markings commentary via Anders H

provisionally identified as "Gelbe 3" of 11./ JG 54, photographed in Dorpat during the spring thaw 1944. Note the partial yellow Rumpfband

Thursday, 16 October 2014

Ofw. Ernst Richter II./ JG 11

courtesy Michael Meyer's ebay sales here

 Ofw. Ernst Richter photographed in April 1944 serving with 4./ JG 11 in Husted prior to being posted as as an instructor to 4./JGr West during the summer of 1944 based in Märkisch-Friedland.

   (below)  Pilots of 16./EJG 1 in front of their Fw 190s at Mühldorf during February 1945. The Staffel shifted on 26 January 1945 from Märkisch-Friedland to Pretzsch and from moved on to Mühldorf on 12 February 1945. Left in the photo below (and fourth left in the bottom image) is Fluglehrer (instructor) Ofw. Ernst Richter. Richter survived the war with some twenty victories claimed, flew some 60 sorties as Nowotny's wingman and signed some 130 of Nowotny's Abschußmeldungen! (no mention of him at all in the Kracker archive...)

Wednesday, 8 October 2014

new Claes Sundin Luftwaffe fighter profiles book soon!

exciting news from Claes Sundin

" ...I just wish to let you know that my new profile book will be published later this month, on the 24th of October.

As an old customer of mine you have the possibility to pre-order the book now, to ensure you will be one of the first to receive it...

- This book follows the same layout of my previous profile books 
- I have increased the number of additional artwork to around 100
- I have written som short text to all the 124 profiles included
- Included in the book you will also find a chapter about Luftwaffe day fighter markings
- Non of the profiles included have been published before in my previous two self published Luftwaffe Fighter books.

This is my best work to date.

If you are interested in pre-ordering my new book No 3,
-  Just drop me a line (with your shipping address) and I will file you as a customer for this book and also send you all the information you will need for the payment.

Please spread the word, a new Luftwaffe Profile book is out...."

PS. Read more about the book:
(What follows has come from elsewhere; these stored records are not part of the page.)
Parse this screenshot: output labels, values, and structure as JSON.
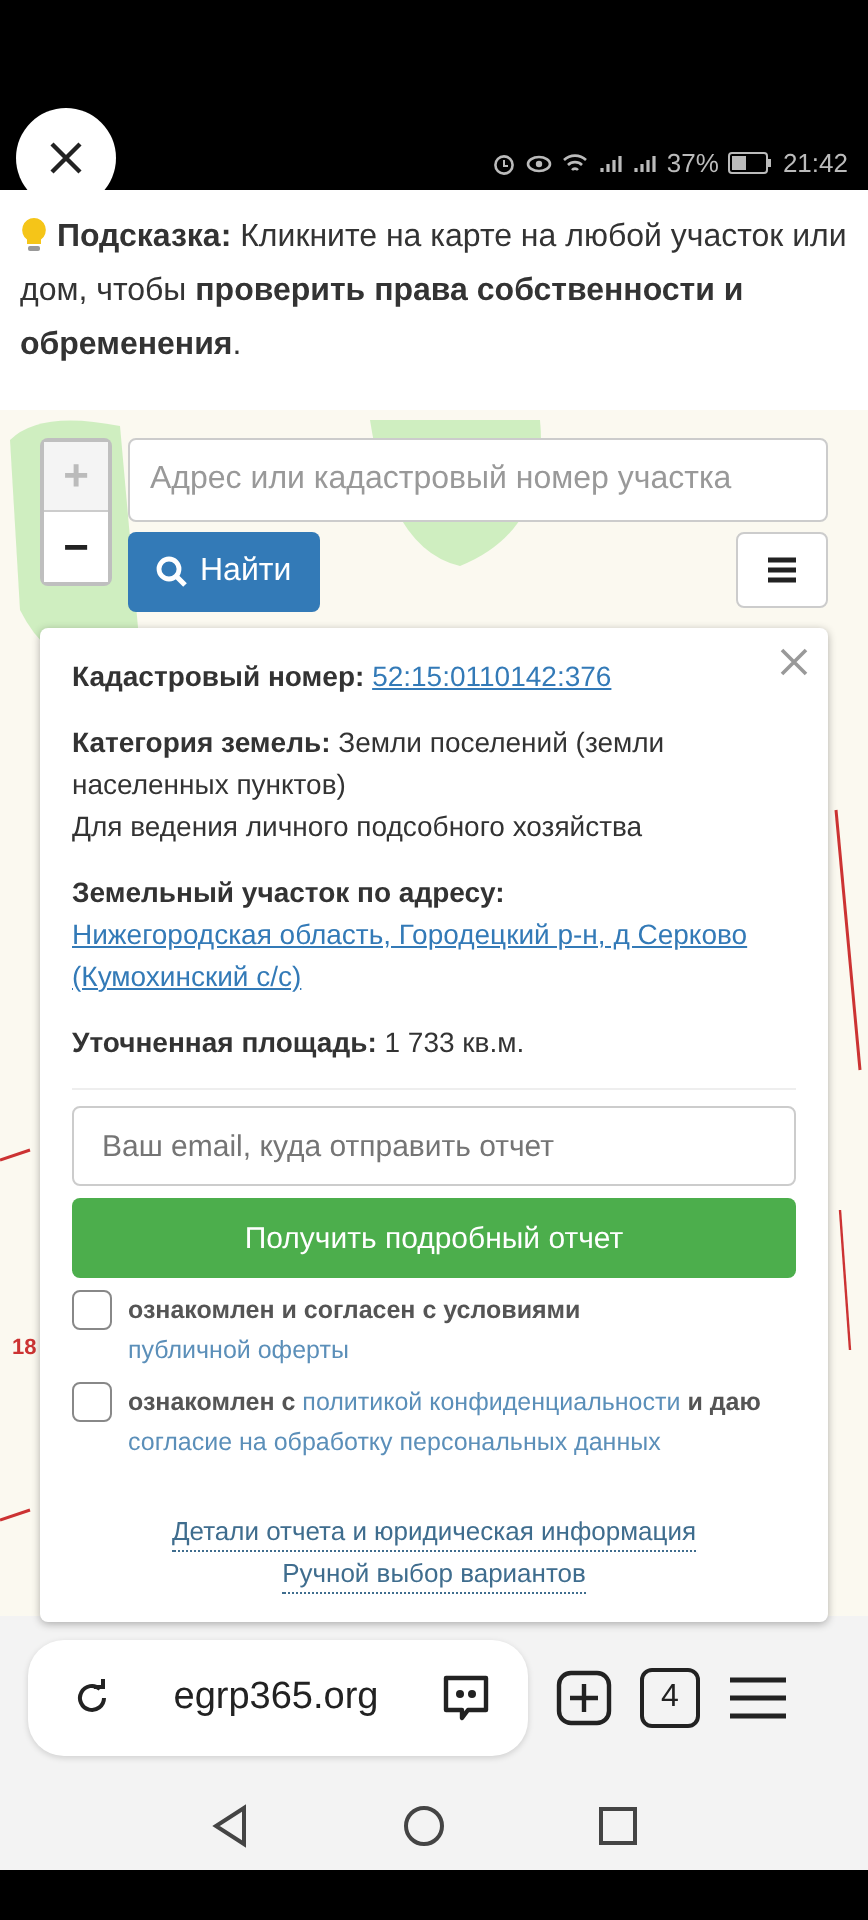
{
  "status_bar": {
    "battery": "37%",
    "time": "21:42"
  },
  "hint": {
    "text": "**Подсказка:** Кликните на карте на любой участок или дом, чтобы **проверить права собственности и обременения**."
  },
  "map": {
    "map_label": "18",
    "zoom_in": "+",
    "zoom_out": "−",
    "search": {
      "placeholder": "Адрес или кадастровый номер участка"
    },
    "find_button": "Найти"
  },
  "popup": {
    "cadastral_label": "Кадастровый номер:",
    "cadastral_number": "52:15:0110142:376",
    "category_label": "Категория земель:",
    "category_value": "Земли поселений (земли населенных пунктов)",
    "usage": "Для ведения личного подсобного хозяйства",
    "address_label": "Земельный участок по адресу:",
    "address_value": "Нижегородская область, Городецкий р-н, д Серково (Кумохинский с/с)",
    "area_label": "Уточненная площадь:",
    "area_value": "1 733 кв.м.",
    "email": {
      "placeholder": "Ваш email, куда отправить отчет"
    },
    "submit_button": "Получить подробный отчет",
    "agreements": [
      {
        "checked": false,
        "parts": [
          {
            "kind": "text",
            "text": "ознакомлен и согласен с условиями "
          },
          {
            "kind": "link",
            "text": "публичной оферты"
          }
        ]
      },
      {
        "checked": false,
        "parts": [
          {
            "kind": "text",
            "text": "ознакомлен с "
          },
          {
            "kind": "link",
            "text": "политикой конфиденциальности"
          },
          {
            "kind": "text",
            "text": " и даю "
          },
          {
            "kind": "link",
            "text": "согласие на обработку персональных данных"
          }
        ]
      }
    ],
    "footer_links": [
      "Детали отчета и юридическая информация",
      "Ручной выбор вариантов"
    ]
  },
  "browser": {
    "url": "egrp365.org",
    "tab_count": "4"
  }
}
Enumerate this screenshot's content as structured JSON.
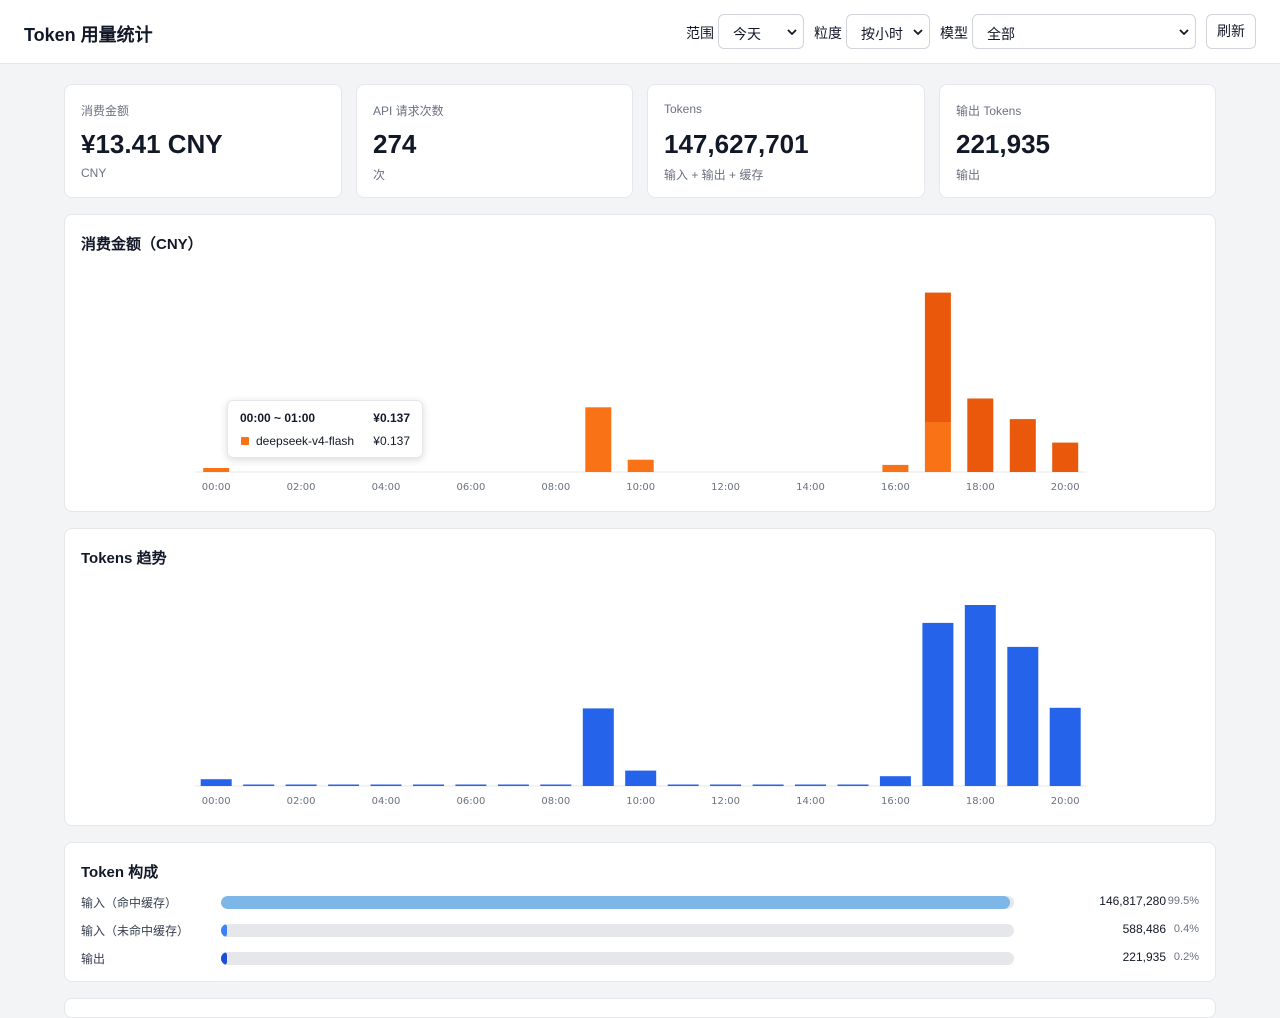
{
  "header": {
    "title": "Token 用量统计",
    "range_label": "范围",
    "range_value": "今天",
    "granularity_label": "粒度",
    "granularity_value": "按小时",
    "model_label": "模型",
    "model_value": "全部",
    "refresh_label": "刷新"
  },
  "kpis": [
    {
      "label": "消费金额",
      "value": "¥13.41 CNY",
      "sub": "CNY"
    },
    {
      "label": "API 请求次数",
      "value": "274",
      "sub": "次"
    },
    {
      "label": "Tokens",
      "value": "147,627,701",
      "sub": "输入 + 输出 + 缓存"
    },
    {
      "label": "输出 Tokens",
      "value": "221,935",
      "sub": "输出"
    }
  ],
  "cost_panel": {
    "title": "消费金额（CNY）"
  },
  "tokens_panel": {
    "title": "Tokens 趋势"
  },
  "tooltip": {
    "time": "00:00 ~ 01:00",
    "total": "¥0.137",
    "series_name": "deepseek-v4-flash",
    "series_value": "¥0.137"
  },
  "composition": {
    "title": "Token 构成",
    "rows": [
      {
        "label": "输入（命中缓存）",
        "value": "146,817,280",
        "pct": "99.5%",
        "fraction": 0.995,
        "color": "#7cb7e8"
      },
      {
        "label": "输入（未命中缓存）",
        "value": "588,486",
        "pct": "0.4%",
        "fraction": 0.004,
        "color": "#3b82f6"
      },
      {
        "label": "输出",
        "value": "221,935",
        "pct": "0.2%",
        "fraction": 0.002,
        "color": "#1d4ed8"
      }
    ]
  },
  "chart_data": [
    {
      "type": "bar",
      "title": "消费金额（CNY）",
      "categories": [
        "00:00",
        "01:00",
        "02:00",
        "03:00",
        "04:00",
        "05:00",
        "06:00",
        "07:00",
        "08:00",
        "09:00",
        "10:00",
        "11:00",
        "12:00",
        "13:00",
        "14:00",
        "15:00",
        "16:00",
        "17:00",
        "18:00",
        "19:00",
        "20:00"
      ],
      "x_tick_labels": [
        "00:00",
        "02:00",
        "04:00",
        "06:00",
        "08:00",
        "10:00",
        "12:00",
        "14:00",
        "16:00",
        "18:00",
        "20:00"
      ],
      "stacked": true,
      "series": [
        {
          "color": "#f97316",
          "values": [
            0.137,
            0,
            0,
            0,
            0,
            0,
            0,
            0,
            0,
            2.2,
            0.42,
            0,
            0,
            0,
            0,
            0,
            0.24,
            1.7,
            0,
            0,
            0
          ]
        },
        {
          "color": "#ea580c",
          "values": [
            0,
            0,
            0,
            0,
            0,
            0,
            0,
            0,
            0,
            0,
            0,
            0,
            0,
            0,
            0,
            0,
            0,
            4.4,
            2.5,
            1.8,
            1.0
          ]
        }
      ],
      "ylim": [
        0,
        6.7
      ],
      "grid": false
    },
    {
      "type": "bar",
      "title": "Tokens 趋势",
      "categories": [
        "00:00",
        "01:00",
        "02:00",
        "03:00",
        "04:00",
        "05:00",
        "06:00",
        "07:00",
        "08:00",
        "09:00",
        "10:00",
        "11:00",
        "12:00",
        "13:00",
        "14:00",
        "15:00",
        "16:00",
        "17:00",
        "18:00",
        "19:00",
        "20:00"
      ],
      "x_tick_labels": [
        "00:00",
        "02:00",
        "04:00",
        "06:00",
        "08:00",
        "10:00",
        "12:00",
        "14:00",
        "16:00",
        "18:00",
        "20:00"
      ],
      "series": [
        {
          "color": "#2563eb",
          "values": [
            1.1,
            0.1,
            0.1,
            0.1,
            0.1,
            0.1,
            0.1,
            0.1,
            0.1,
            12.6,
            2.5,
            0.1,
            0.1,
            0.1,
            0.1,
            0.1,
            1.6,
            26.5,
            29.4,
            22.6,
            12.7
          ]
        }
      ],
      "ylim": [
        0,
        32
      ],
      "grid": false
    }
  ]
}
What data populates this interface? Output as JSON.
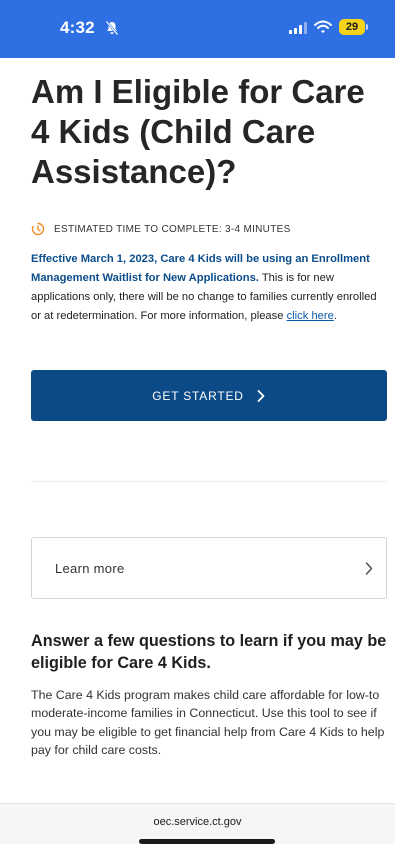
{
  "status_bar": {
    "time": "4:32",
    "battery": "29",
    "bg_color": "#2f6fe4",
    "battery_color": "#f5d31c",
    "icons": [
      "bell-slash-icon",
      "signal-icon",
      "wifi-icon",
      "battery-icon"
    ]
  },
  "page": {
    "title": "Am I Eligible for Care 4 Kids (Child Care Assistance)?",
    "estimated_time": "ESTIMATED TIME TO COMPLETE: 3-4 MINUTES",
    "notice_bold": "Effective March 1, 2023, Care 4 Kids will be using an Enrollment Management Waitlist for New Applications.",
    "notice_text": " This is for new applications only, there will be no change to families currently enrolled or at redetermination. For more information, please ",
    "notice_link": "click here",
    "notice_end": ".",
    "get_started_label": "GET STARTED",
    "learn_more_label": "Learn more",
    "section_heading": "Answer a few questions to learn if you may be eligible for Care 4 Kids.",
    "section_body": "The Care 4 Kids program makes child care affordable for low-to moderate-income families in Connecticut. Use this tool to see if you may be eligible to get financial help from Care 4 Kids to help pay for child care costs."
  },
  "colors": {
    "primary_button": "#0c4a87",
    "notice_heading": "#0b4d8c",
    "link": "#0b5cab",
    "timer_icon": "#f28c28"
  },
  "browser": {
    "url": "oec.service.ct.gov"
  }
}
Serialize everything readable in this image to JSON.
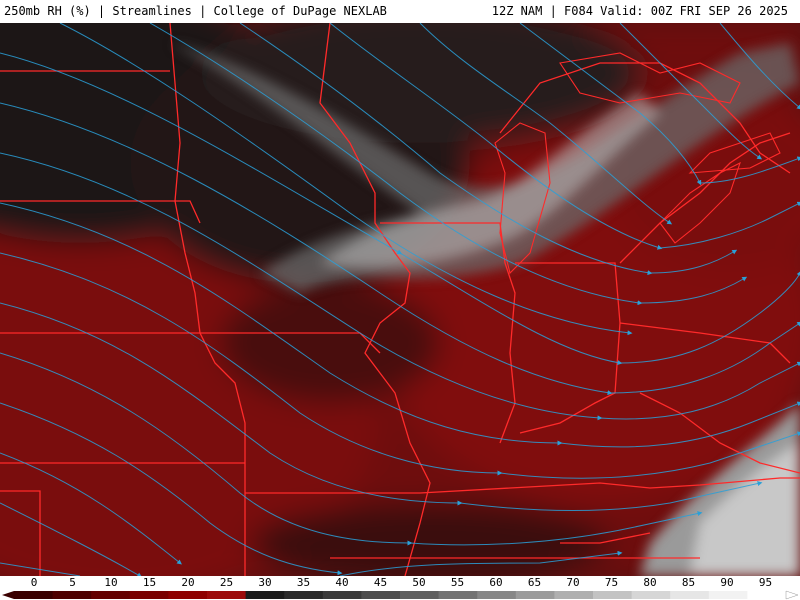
{
  "header": {
    "title_left": "250mb RH (%) | Streamlines | College of DuPage NEXLAB",
    "title_right": "12Z NAM | F084 Valid: 00Z FRI SEP 26 2025"
  },
  "legend": {
    "ticks": [
      "0",
      "5",
      "10",
      "15",
      "20",
      "25",
      "30",
      "35",
      "40",
      "45",
      "50",
      "55",
      "60",
      "65",
      "70",
      "75",
      "80",
      "85",
      "90",
      "95"
    ],
    "colors": [
      "#3a0000",
      "#4e0000",
      "#640000",
      "#7a0000",
      "#8e0000",
      "#9c0a0a",
      "#1a1a1a",
      "#2a2a2a",
      "#3b3b3b",
      "#4d4d4d",
      "#606060",
      "#737373",
      "#878787",
      "#9b9b9b",
      "#afafaf",
      "#c3c3c3",
      "#d6d6d6",
      "#e6e6e6",
      "#f2f2f2",
      "#ffffff"
    ]
  },
  "map": {
    "state_border_color": "#ff2a2a",
    "streamline_color": "#2aa0d8"
  }
}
This will undoubtedly be another work of the highest class - artwork is often a matter of personal preference but Claes has to be the best in his field. I'm just sorry I missed his "RLM 04" limited edition book.